11. We must accordingly examine the facts of this case and the findings of the Court below. In the written statement the defendant did not expressly deny the plaintiff's title. On the other hand, it was admitted that they were joint zamindars. The main point taken in para. 18 was that the sir and waste lands had been in exclusive possession of the defendant, and the plaintiff had no right to get actual possession thereof. The position was made clear further by a statement of the counsel for the defendant, dated 2nd December 1921, when he stated that he had no objection to the granting of a declaratory decree to the plaintiff establishing his title to the extent of one-half, but that he would contest the plaintiff's right to obtain joint possession before the partition of the joint mahal takes place. The Court of first instance found that the sir lands in dispute had been in the defendant's possession for some 24 or 25 years and that this possession must have been with the plaintiff's consent as the plaintiff had been receiving profits from the defendant during these years. It accordingly held that it could not disturb the possession of the defendant extending over 25 years and with the plaintiff's consent. The learned District Judge also remarked that there was positive evidence of the defendant's separate possession for 24 years in the statement of the Rajah, and then held that it was clear to him that the defendant, whose separate possession had been legal from the outset and had not been by virtue of any illegal act or ouster, was entitled to retain his separate possession.

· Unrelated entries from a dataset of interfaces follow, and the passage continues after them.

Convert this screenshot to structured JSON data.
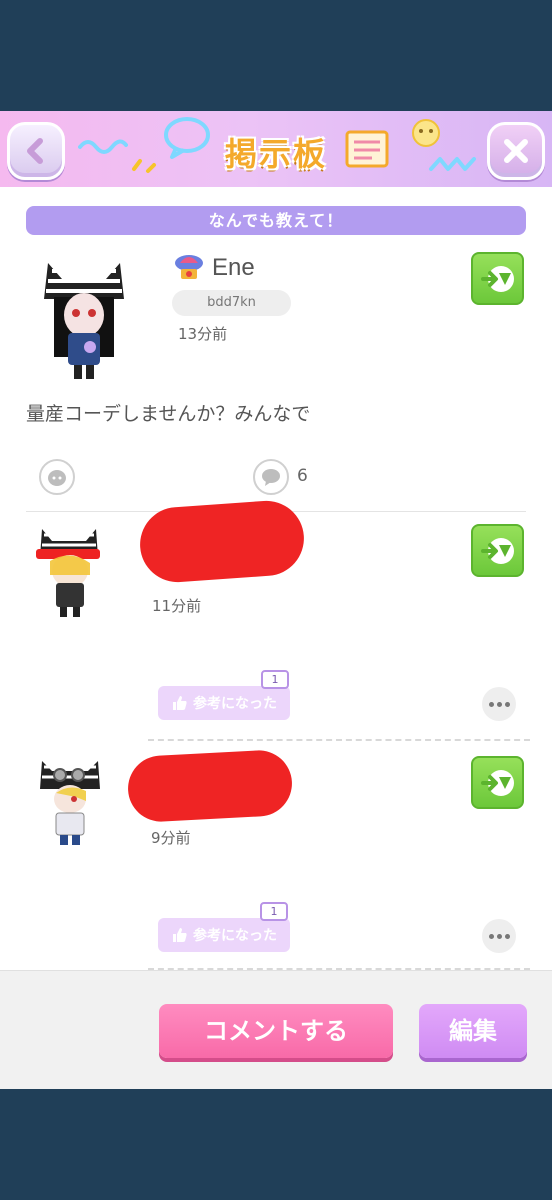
{
  "header": {
    "title": "掲示板",
    "back_icon": "chevron-left-icon",
    "close_icon": "close-icon"
  },
  "topic": {
    "label": "なんでも教えて！"
  },
  "post": {
    "author": "Ene",
    "user_id": "bdd7kn",
    "time": "13分前",
    "text": "量産コーデしませんか？みんなで",
    "comment_count": "6"
  },
  "comments": [
    {
      "time": "11分前",
      "helpful_label": "参考になった",
      "helpful_count": "1"
    },
    {
      "time": "9分前",
      "helpful_label": "参考になった",
      "helpful_count": "1"
    }
  ],
  "footer": {
    "comment_label": "コメントする",
    "edit_label": "編集"
  },
  "colors": {
    "background": "#203f58",
    "topic": "#b29cf0",
    "share_green": "#7fd246",
    "comment_pink": "#f878b2",
    "edit_purple": "#d898f6",
    "title_orange": "#f4a92b"
  }
}
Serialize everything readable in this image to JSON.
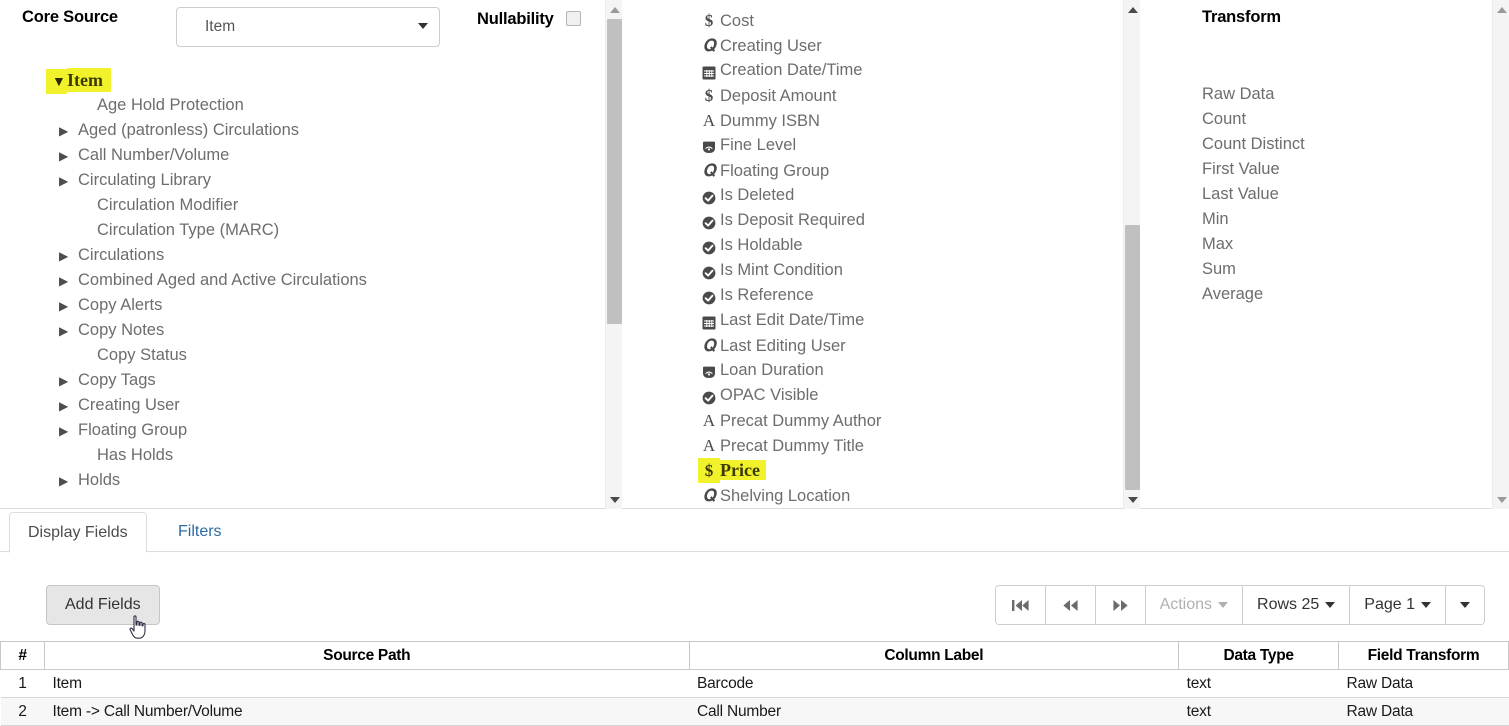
{
  "header": {
    "core_source_label": "Core Source",
    "core_source_value": "Item",
    "nullability_label": "Nullability",
    "nullability_checked": false,
    "transform_label": "Transform"
  },
  "tree": {
    "root": {
      "label": "Item",
      "expanded": true,
      "highlighted": true
    },
    "items": [
      {
        "label": "Age Hold Protection",
        "expandable": false
      },
      {
        "label": "Aged (patronless) Circulations",
        "expandable": true
      },
      {
        "label": "Call Number/Volume",
        "expandable": true
      },
      {
        "label": "Circulating Library",
        "expandable": true
      },
      {
        "label": "Circulation Modifier",
        "expandable": false
      },
      {
        "label": "Circulation Type (MARC)",
        "expandable": false
      },
      {
        "label": "Circulations",
        "expandable": true
      },
      {
        "label": "Combined Aged and Active Circulations",
        "expandable": true
      },
      {
        "label": "Copy Alerts",
        "expandable": true
      },
      {
        "label": "Copy Notes",
        "expandable": true
      },
      {
        "label": "Copy Status",
        "expandable": false
      },
      {
        "label": "Copy Tags",
        "expandable": true
      },
      {
        "label": "Creating User",
        "expandable": true
      },
      {
        "label": "Floating Group",
        "expandable": true
      },
      {
        "label": "Has Holds",
        "expandable": false
      },
      {
        "label": "Holds",
        "expandable": true
      }
    ]
  },
  "fields": [
    {
      "label": "Cost",
      "icon": "money-icon",
      "highlighted": false
    },
    {
      "label": "Creating User",
      "icon": "link-icon",
      "highlighted": false
    },
    {
      "label": "Creation Date/Time",
      "icon": "calendar-icon",
      "highlighted": false
    },
    {
      "label": "Deposit Amount",
      "icon": "money-icon",
      "highlighted": false
    },
    {
      "label": "Dummy ISBN",
      "icon": "text-icon",
      "highlighted": false
    },
    {
      "label": "Fine Level",
      "icon": "gauge-icon",
      "highlighted": false
    },
    {
      "label": "Floating Group",
      "icon": "link-icon",
      "highlighted": false
    },
    {
      "label": "Is Deleted",
      "icon": "bool-check-icon",
      "highlighted": false
    },
    {
      "label": "Is Deposit Required",
      "icon": "bool-check-icon",
      "highlighted": false
    },
    {
      "label": "Is Holdable",
      "icon": "bool-check-icon",
      "highlighted": false
    },
    {
      "label": "Is Mint Condition",
      "icon": "bool-check-icon",
      "highlighted": false
    },
    {
      "label": "Is Reference",
      "icon": "bool-check-icon",
      "highlighted": false
    },
    {
      "label": "Last Edit Date/Time",
      "icon": "calendar-icon",
      "highlighted": false
    },
    {
      "label": "Last Editing User",
      "icon": "link-icon",
      "highlighted": false
    },
    {
      "label": "Loan Duration",
      "icon": "gauge-icon",
      "highlighted": false
    },
    {
      "label": "OPAC Visible",
      "icon": "bool-check-icon",
      "highlighted": false
    },
    {
      "label": "Precat Dummy Author",
      "icon": "text-icon",
      "highlighted": false
    },
    {
      "label": "Precat Dummy Title",
      "icon": "text-icon",
      "highlighted": false
    },
    {
      "label": "Price",
      "icon": "money-icon",
      "highlighted": true
    },
    {
      "label": "Shelving Location",
      "icon": "link-icon",
      "highlighted": false
    }
  ],
  "transforms": [
    "Raw Data",
    "Count",
    "Count Distinct",
    "First Value",
    "Last Value",
    "Min",
    "Max",
    "Sum",
    "Average"
  ],
  "tabs": {
    "display_fields": "Display Fields",
    "filters": "Filters",
    "active": "Display Fields"
  },
  "toolbar": {
    "add_fields_label": "Add Fields",
    "first_page_icon": "first-page-icon",
    "prev_page_icon": "previous-page-icon",
    "next_page_icon": "next-page-icon",
    "actions_label": "Actions",
    "actions_disabled": true,
    "rows_label": "Rows 25",
    "page_label": "Page 1",
    "more_icon": "chevron-down-icon"
  },
  "grid": {
    "columns": [
      "#",
      "Source Path",
      "Column Label",
      "Data Type",
      "Field Transform"
    ],
    "rows": [
      {
        "num": "1",
        "source_path": "Item",
        "column_label": "Barcode",
        "data_type": "text",
        "field_transform": "Raw Data"
      },
      {
        "num": "2",
        "source_path": "Item -> Call Number/Volume",
        "column_label": "Call Number",
        "data_type": "text",
        "field_transform": "Raw Data"
      }
    ]
  },
  "colors": {
    "highlight": "#f2f22c",
    "link": "#2b6ca3",
    "muted_text": "#6d6d6d"
  }
}
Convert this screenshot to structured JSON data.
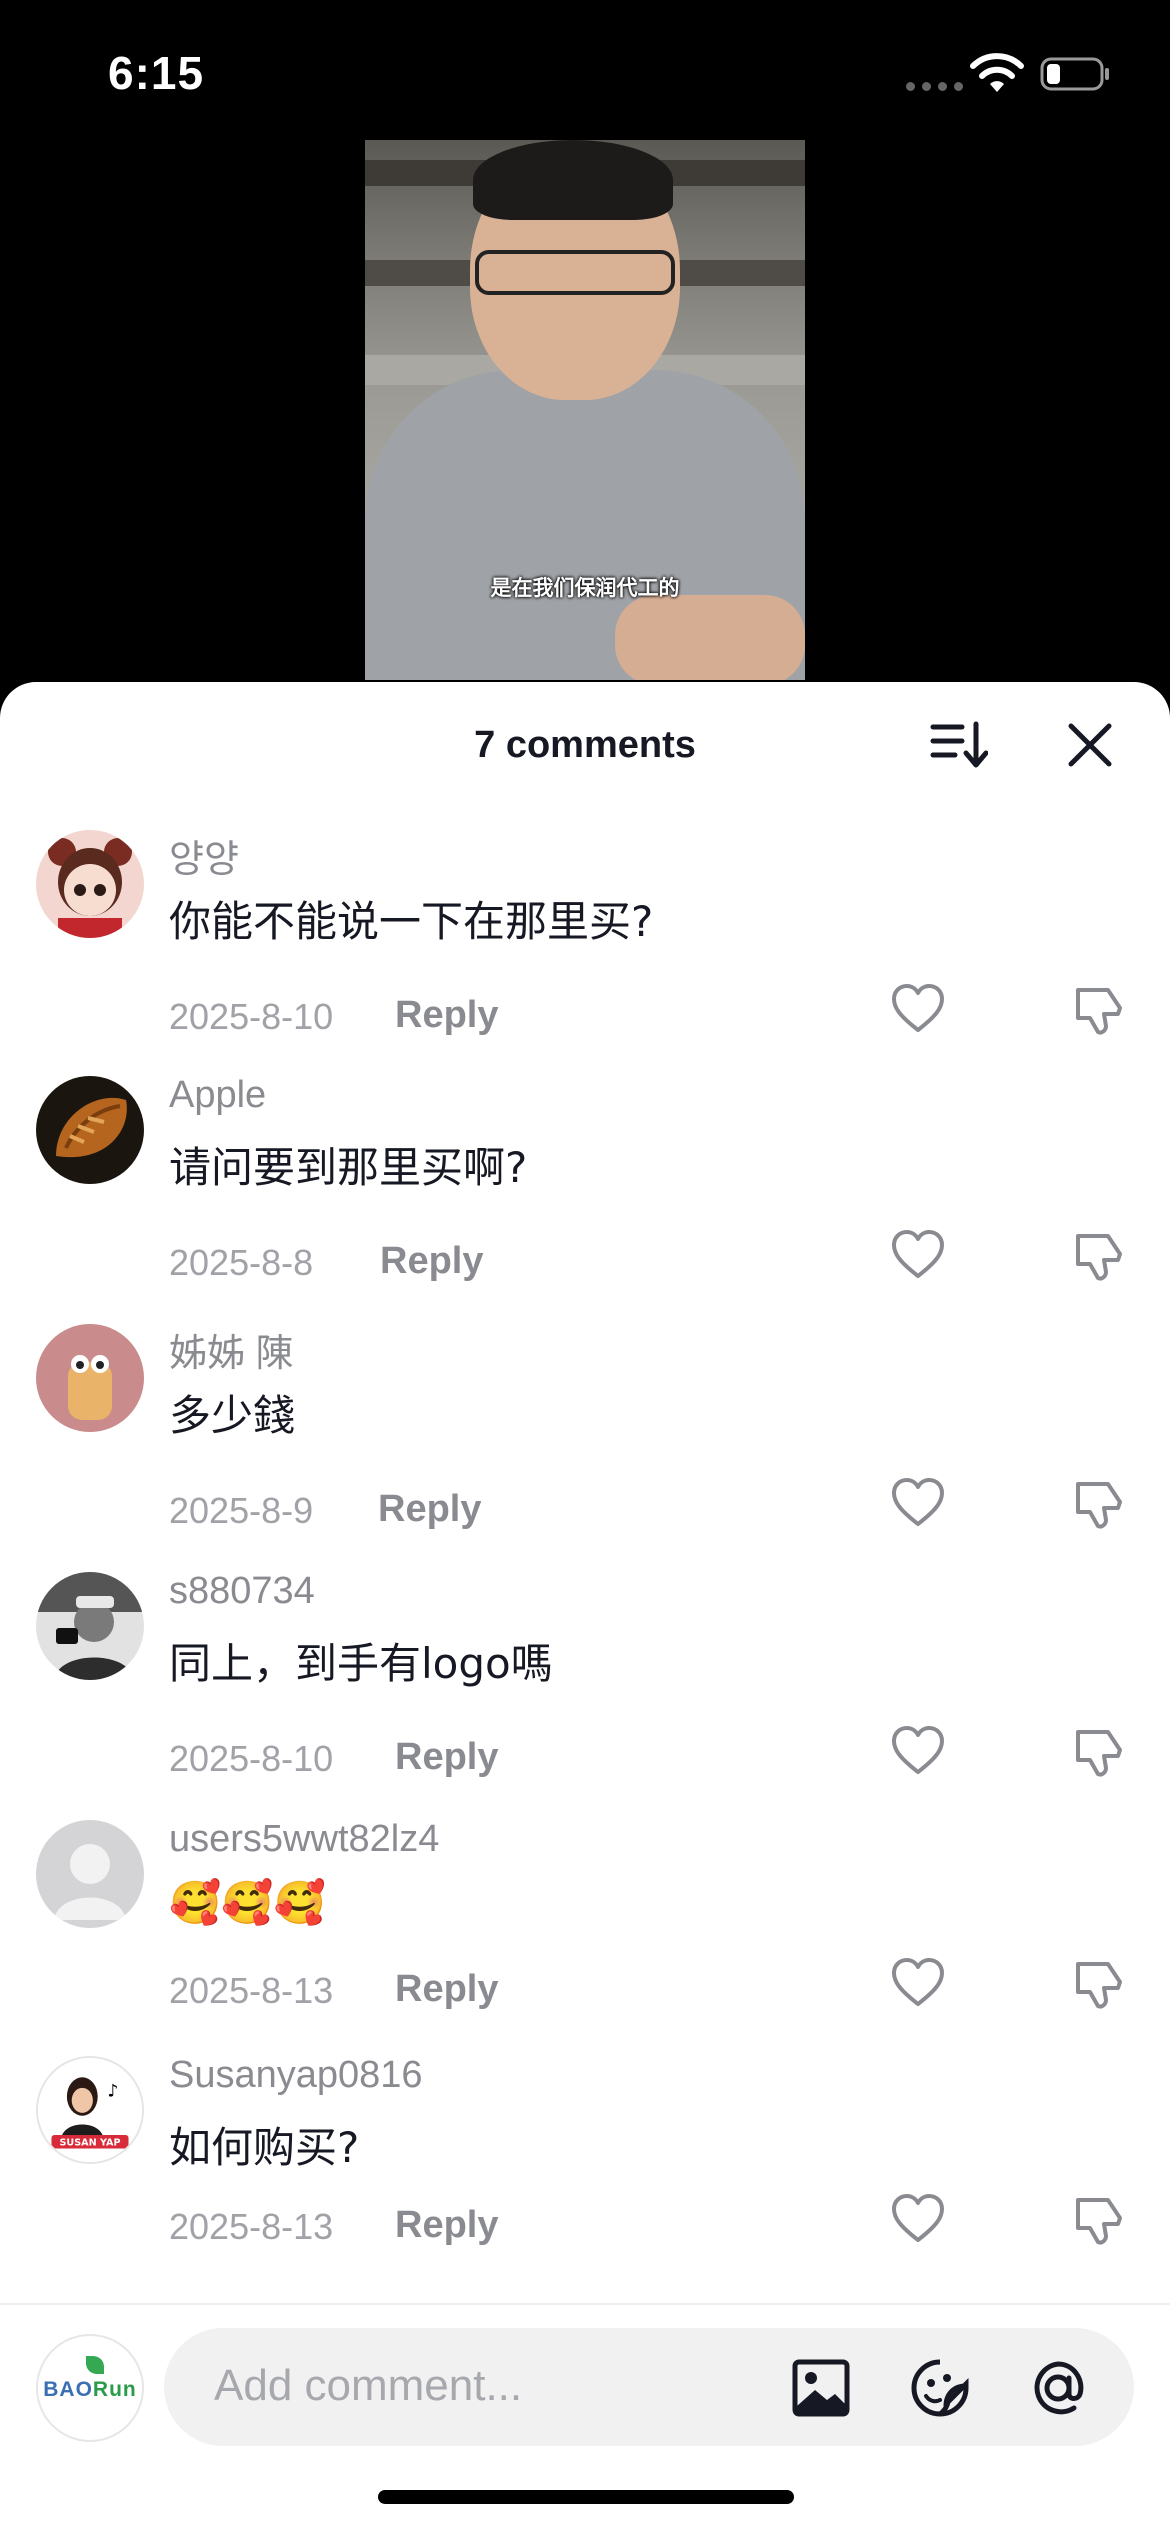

12. We, therefore, think that as in this case the defendant's possession had been exclusive and peaceful for a long number of years this is not a fit case in which his possession can be disturbed by passing a decree for joint possession in favour of the plaintiffs. We accordingly dismiss the appeal. We are of opinion that the decree for costs passed by the District Judge should be maintained, that the plaintiff should further pay the costs of the defendant before the learned Judge of this Court and bear his own costs, but that the parties should bear their own costs of the appeal under the Letters Patent.